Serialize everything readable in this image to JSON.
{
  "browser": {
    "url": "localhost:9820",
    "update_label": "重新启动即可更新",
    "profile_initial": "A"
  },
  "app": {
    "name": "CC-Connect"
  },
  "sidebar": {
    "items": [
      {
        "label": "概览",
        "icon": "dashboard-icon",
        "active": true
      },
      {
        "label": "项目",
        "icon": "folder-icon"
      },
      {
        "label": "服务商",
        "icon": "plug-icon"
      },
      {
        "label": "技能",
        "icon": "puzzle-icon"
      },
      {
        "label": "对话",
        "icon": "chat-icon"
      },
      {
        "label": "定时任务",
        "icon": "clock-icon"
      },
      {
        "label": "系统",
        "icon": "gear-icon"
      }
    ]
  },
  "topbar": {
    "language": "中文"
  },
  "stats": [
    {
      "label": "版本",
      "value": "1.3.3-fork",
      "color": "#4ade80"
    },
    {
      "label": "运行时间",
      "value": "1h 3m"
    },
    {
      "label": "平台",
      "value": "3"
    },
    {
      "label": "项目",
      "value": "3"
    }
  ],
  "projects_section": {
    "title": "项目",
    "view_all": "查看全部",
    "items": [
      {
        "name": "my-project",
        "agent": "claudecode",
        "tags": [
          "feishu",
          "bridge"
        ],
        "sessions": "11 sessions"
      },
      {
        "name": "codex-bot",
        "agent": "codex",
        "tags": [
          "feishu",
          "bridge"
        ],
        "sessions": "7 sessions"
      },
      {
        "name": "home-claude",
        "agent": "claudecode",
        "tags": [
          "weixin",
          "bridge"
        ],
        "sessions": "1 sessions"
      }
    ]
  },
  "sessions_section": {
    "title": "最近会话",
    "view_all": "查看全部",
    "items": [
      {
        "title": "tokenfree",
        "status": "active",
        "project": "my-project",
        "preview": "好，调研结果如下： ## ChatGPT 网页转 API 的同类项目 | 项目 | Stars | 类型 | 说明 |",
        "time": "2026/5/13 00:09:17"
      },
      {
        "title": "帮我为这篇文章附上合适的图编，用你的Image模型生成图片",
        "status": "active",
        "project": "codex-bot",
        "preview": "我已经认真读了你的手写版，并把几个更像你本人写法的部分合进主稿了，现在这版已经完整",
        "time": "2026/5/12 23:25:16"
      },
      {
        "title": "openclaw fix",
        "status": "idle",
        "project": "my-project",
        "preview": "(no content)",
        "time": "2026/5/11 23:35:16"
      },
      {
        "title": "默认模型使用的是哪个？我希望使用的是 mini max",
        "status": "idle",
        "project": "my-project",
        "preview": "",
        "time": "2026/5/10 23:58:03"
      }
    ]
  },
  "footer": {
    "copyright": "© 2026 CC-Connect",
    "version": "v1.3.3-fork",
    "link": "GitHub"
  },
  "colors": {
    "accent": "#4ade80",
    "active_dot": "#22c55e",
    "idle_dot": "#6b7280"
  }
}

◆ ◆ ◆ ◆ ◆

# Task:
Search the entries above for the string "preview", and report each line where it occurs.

# Result for this exercise:
        "preview": "好，调研结果如下： ## ChatGPT 网页转 API 的同类项目 | 项目 | Stars | 类型 | 说明 |",
        "preview": "我已经认真读了你的手写版，并把几个更像你本人写法的部分合进主稿了，现在这版已经完整",
        "preview": "(no content)",
        "preview": "",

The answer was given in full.